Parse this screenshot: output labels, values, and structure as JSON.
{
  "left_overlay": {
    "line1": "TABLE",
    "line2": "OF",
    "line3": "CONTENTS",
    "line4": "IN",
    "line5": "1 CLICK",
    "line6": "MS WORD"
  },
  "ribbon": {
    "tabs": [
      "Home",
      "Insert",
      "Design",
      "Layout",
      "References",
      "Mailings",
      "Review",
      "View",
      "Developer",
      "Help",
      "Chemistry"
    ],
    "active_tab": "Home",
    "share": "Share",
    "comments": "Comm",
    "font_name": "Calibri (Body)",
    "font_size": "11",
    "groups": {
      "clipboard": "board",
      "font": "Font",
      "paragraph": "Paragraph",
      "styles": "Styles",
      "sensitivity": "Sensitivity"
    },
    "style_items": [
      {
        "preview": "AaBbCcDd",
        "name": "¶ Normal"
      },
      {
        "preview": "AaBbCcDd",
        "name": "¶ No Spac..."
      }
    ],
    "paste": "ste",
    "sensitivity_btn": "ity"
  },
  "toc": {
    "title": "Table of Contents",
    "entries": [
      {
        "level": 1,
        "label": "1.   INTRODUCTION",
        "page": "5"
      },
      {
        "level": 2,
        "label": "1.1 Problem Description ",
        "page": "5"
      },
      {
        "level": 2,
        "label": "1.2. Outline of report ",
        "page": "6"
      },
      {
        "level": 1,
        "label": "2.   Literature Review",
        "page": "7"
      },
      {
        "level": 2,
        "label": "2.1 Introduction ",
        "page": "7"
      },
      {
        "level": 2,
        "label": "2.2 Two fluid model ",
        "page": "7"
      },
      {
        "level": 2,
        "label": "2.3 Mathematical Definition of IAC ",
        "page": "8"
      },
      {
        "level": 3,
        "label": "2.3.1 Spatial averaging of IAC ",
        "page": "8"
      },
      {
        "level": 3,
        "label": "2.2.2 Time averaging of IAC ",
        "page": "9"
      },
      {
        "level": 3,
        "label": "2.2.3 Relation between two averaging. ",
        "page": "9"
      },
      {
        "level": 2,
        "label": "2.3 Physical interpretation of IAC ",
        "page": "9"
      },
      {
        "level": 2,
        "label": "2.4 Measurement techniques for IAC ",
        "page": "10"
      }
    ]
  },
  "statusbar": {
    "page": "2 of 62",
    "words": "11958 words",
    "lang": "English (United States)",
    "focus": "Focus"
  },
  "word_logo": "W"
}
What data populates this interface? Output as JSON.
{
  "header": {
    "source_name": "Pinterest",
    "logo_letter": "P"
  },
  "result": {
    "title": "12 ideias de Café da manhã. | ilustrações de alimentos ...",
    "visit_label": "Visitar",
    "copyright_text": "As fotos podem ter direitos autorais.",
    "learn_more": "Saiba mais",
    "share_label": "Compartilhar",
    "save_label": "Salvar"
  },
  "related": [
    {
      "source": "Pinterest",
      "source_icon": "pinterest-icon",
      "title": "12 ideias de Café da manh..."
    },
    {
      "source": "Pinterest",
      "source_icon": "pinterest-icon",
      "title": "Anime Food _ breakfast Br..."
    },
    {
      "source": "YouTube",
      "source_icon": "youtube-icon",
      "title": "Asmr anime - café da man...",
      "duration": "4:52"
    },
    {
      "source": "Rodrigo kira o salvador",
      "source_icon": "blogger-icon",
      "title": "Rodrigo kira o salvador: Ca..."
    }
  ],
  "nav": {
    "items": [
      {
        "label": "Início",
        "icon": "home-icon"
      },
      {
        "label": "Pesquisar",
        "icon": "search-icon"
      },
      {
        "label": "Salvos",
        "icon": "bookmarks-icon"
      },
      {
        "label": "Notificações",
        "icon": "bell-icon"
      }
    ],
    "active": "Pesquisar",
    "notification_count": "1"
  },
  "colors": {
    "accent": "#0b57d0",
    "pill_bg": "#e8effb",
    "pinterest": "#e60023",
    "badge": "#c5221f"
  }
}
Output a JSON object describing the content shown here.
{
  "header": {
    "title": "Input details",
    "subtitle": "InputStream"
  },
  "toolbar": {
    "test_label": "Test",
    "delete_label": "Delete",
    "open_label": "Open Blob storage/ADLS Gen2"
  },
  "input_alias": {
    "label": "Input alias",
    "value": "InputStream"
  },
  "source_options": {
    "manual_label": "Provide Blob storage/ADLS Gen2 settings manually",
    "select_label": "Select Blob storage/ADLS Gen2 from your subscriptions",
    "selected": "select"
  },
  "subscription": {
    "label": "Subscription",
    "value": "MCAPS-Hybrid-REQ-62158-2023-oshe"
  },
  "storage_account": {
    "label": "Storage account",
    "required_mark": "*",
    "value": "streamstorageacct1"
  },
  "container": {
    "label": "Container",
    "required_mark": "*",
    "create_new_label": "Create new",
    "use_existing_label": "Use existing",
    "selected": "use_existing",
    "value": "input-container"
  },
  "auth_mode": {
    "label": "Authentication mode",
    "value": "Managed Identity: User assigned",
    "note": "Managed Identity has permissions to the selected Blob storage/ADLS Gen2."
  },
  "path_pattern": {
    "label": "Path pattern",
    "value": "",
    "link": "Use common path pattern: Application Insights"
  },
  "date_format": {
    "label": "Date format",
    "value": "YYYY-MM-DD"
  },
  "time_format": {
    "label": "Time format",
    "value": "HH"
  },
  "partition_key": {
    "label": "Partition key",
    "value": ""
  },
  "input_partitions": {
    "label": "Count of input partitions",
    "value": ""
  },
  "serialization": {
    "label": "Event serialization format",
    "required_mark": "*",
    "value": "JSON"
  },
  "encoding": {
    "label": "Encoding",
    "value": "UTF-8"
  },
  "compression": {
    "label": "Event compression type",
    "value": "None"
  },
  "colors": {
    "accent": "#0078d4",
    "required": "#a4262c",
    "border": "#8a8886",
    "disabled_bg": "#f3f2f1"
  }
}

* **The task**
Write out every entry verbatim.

* **Completed exercise**
Parse this screenshot: output labels, values, and structure as JSON.
{
  "left_overlay": {
    "line1": "TABLE",
    "line2": "OF",
    "line3": "CONTENTS",
    "line4": "IN",
    "line5": "1 CLICK",
    "line6": "MS WORD"
  },
  "ribbon": {
    "tabs": [
      "Home",
      "Insert",
      "Design",
      "Layout",
      "References",
      "Mailings",
      "Review",
      "View",
      "Developer",
      "Help",
      "Chemistry"
    ],
    "active_tab": "Home",
    "share": "Share",
    "comments": "Comm",
    "font_name": "Calibri (Body)",
    "font_size": "11",
    "groups": {
      "clipboard": "board",
      "font": "Font",
      "paragraph": "Paragraph",
      "styles": "Styles",
      "sensitivity": "Sensitivity"
    },
    "style_items": [
      {
        "preview": "AaBbCcDd",
        "name": "¶ Normal"
      },
      {
        "preview": "AaBbCcDd",
        "name": "¶ No Spac..."
      }
    ],
    "paste": "ste",
    "sensitivity_btn": "ity"
  },
  "toc": {
    "title": "Table of Contents",
    "entries": [
      {
        "level": 1,
        "label": "1.   INTRODUCTION",
        "page": "5"
      },
      {
        "level": 2,
        "label": "1.1 Problem Description ",
        "page": "5"
      },
      {
        "level": 2,
        "label": "1.2. Outline of report ",
        "page": "6"
      },
      {
        "level": 1,
        "label": "2.   Literature Review",
        "page": "7"
      },
      {
        "level": 2,
        "label": "2.1 Introduction ",
        "page": "7"
      },
      {
        "level": 2,
        "label": "2.2 Two fluid model ",
        "page": "7"
      },
      {
        "level": 2,
        "label": "2.3 Mathematical Definition of IAC ",
        "page": "8"
      },
      {
        "level": 3,
        "label": "2.3.1 Spatial averaging of IAC ",
        "page": "8"
      },
      {
        "level": 3,
        "label": "2.2.2 Time averaging of IAC ",
        "page": "9"
      },
      {
        "level": 3,
        "label": "2.2.3 Relation between two averaging. ",
        "page": "9"
      },
      {
        "level": 2,
        "label": "2.3 Physical interpretation of IAC ",
        "page": "9"
      },
      {
        "level": 2,
        "label": "2.4 Measurement techniques for IAC ",
        "page": "10"
      }
    ]
  },
  "statusbar": {
    "page": "2 of 62",
    "words": "11958 words",
    "lang": "English (United States)",
    "focus": "Focus"
  },
  "word_logo": "W"
}
What data populates this interface? Output as JSON.
{
  "header": {
    "source_name": "Pinterest",
    "logo_letter": "P"
  },
  "result": {
    "title": "12 ideias de Café da manhã. | ilustrações de alimentos ...",
    "visit_label": "Visitar",
    "copyright_text": "As fotos podem ter direitos autorais.",
    "learn_more": "Saiba mais",
    "share_label": "Compartilhar",
    "save_label": "Salvar"
  },
  "related": [
    {
      "source": "Pinterest",
      "source_icon": "pinterest-icon",
      "title": "12 ideias de Café da manh..."
    },
    {
      "source": "Pinterest",
      "source_icon": "pinterest-icon",
      "title": "Anime Food _ breakfast Br..."
    },
    {
      "source": "YouTube",
      "source_icon": "youtube-icon",
      "title": "Asmr anime - café da man...",
      "duration": "4:52"
    },
    {
      "source": "Rodrigo kira o salvador",
      "source_icon": "blogger-icon",
      "title": "Rodrigo kira o salvador: Ca..."
    }
  ],
  "nav": {
    "items": [
      {
        "label": "Início",
        "icon": "home-icon"
      },
      {
        "label": "Pesquisar",
        "icon": "search-icon"
      },
      {
        "label": "Salvos",
        "icon": "bookmarks-icon"
      },
      {
        "label": "Notificações",
        "icon": "bell-icon"
      }
    ],
    "active": "Pesquisar",
    "notification_count": "1"
  },
  "colors": {
    "accent": "#0b57d0",
    "pill_bg": "#e8effb",
    "pinterest": "#e60023",
    "badge": "#c5221f"
  }
}
Output a JSON object describing the content shown here.
{
  "header": {
    "title": "Input details",
    "subtitle": "InputStream"
  },
  "toolbar": {
    "test_label": "Test",
    "delete_label": "Delete",
    "open_label": "Open Blob storage/ADLS Gen2"
  },
  "input_alias": {
    "label": "Input alias",
    "value": "InputStream"
  },
  "source_options": {
    "manual_label": "Provide Blob storage/ADLS Gen2 settings manually",
    "select_label": "Select Blob storage/ADLS Gen2 from your subscriptions",
    "selected": "select"
  },
  "subscription": {
    "label": "Subscription",
    "value": "MCAPS-Hybrid-REQ-62158-2023-oshe"
  },
  "storage_account": {
    "label": "Storage account",
    "required_mark": "*",
    "value": "streamstorageacct1"
  },
  "container": {
    "label": "Container",
    "required_mark": "*",
    "create_new_label": "Create new",
    "use_existing_label": "Use existing",
    "selected": "use_existing",
    "value": "input-container"
  },
  "auth_mode": {
    "label": "Authentication mode",
    "value": "Managed Identity: User assigned",
    "note": "Managed Identity has permissions to the selected Blob storage/ADLS Gen2."
  },
  "path_pattern": {
    "label": "Path pattern",
    "value": "",
    "link": "Use common path pattern: Application Insights"
  },
  "date_format": {
    "label": "Date format",
    "value": "YYYY-MM-DD"
  },
  "time_format": {
    "label": "Time format",
    "value": "HH"
  },
  "partition_key": {
    "label": "Partition key",
    "value": ""
  },
  "input_partitions": {
    "label": "Count of input partitions",
    "value": ""
  },
  "serialization": {
    "label": "Event serialization format",
    "required_mark": "*",
    "value": "JSON"
  },
  "encoding": {
    "label": "Encoding",
    "value": "UTF-8"
  },
  "compression": {
    "label": "Event compression type",
    "value": "None"
  },
  "colors": {
    "accent": "#0078d4",
    "required": "#a4262c",
    "border": "#8a8886",
    "disabled_bg": "#f3f2f1"
  }
}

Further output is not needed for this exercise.